Taking a strong position on the thorny issue of paper use by catalogers, Williams-Sonoma Inc. said recently that it soon would source more than 95 percent of the paper used in its catalogs from environmentally friendly, sustainably harvested sources.
But the San Francisco-based multichannel merchant will not increase the amount of recycled paper it uses. The company now uses 10 percent post-consumer recycled content in its flagship Williams-Sonoma book.
“It is very difficult to obtain a consistent supply of top-quality and affordable post-consumer recycled fiber,” said Oliver Clode, director of marketing finance, who noted that virgin fiber remains necessary to produce the high-quality paper in Williams-Sonoma catalogs.
“Consequently, we firmly believe that it is even more important to focus on the source of that [virgin] fiber while also promoting the recycling of our catalogs,” he said.
Williams-Sonoma will procure its paper from sources certified by The Forest Stewardship Council, Washington. The nonprofit group uses independent, third-party audits to certify fiber sources and is widely recognized in the paper and direct marketing industries.
Though Williams-Sonoma’s paper production process will not change, the company will have to implement new tracking, inventory control and labeling processes and systems.

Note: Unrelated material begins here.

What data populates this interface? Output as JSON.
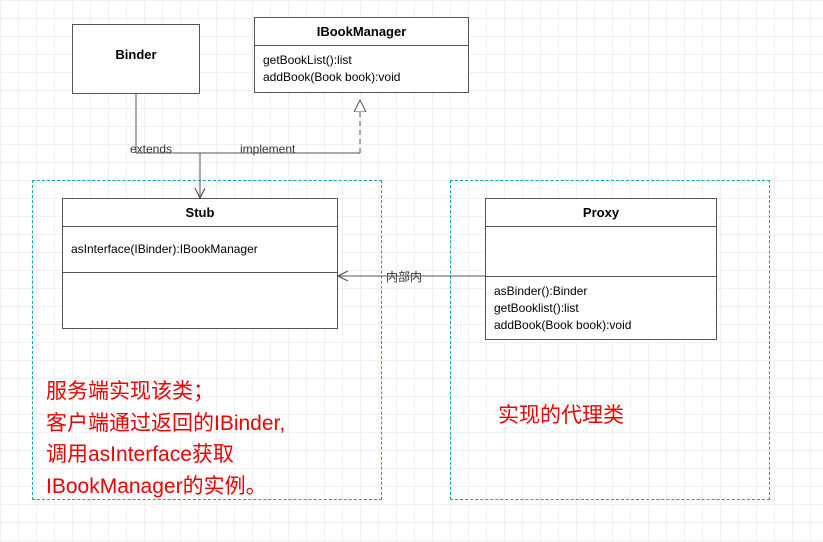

“Every piece of wood used in our catalog paper production needs to be accounted for and tracked through the supply chain – from FSC-certified forest through the printing process,” Mr. Clode said. “There are definitely some upfront costs in getting all parties certified and implementing these system changes. But in the grand scheme, these costs should be negligible as new efficiencies are achieved through greater visibility and transparency throughout the supply chain.”
Once Williams-Sonoma depletes its remaining inventories of non-FSC paper, it will begin promoting the FSC Mixed Sources logo on the back covers of its catalogs, sometime in first-quarter 2007. The back cover also is used to encourage customers to recycle its catalogs.
“Internal surveys show that 60 percent to 80 percent of our customers currently recycle our catalogs, and our goal is to achieve 100 percent through continually building awareness around this issue,” Mr. Clode said.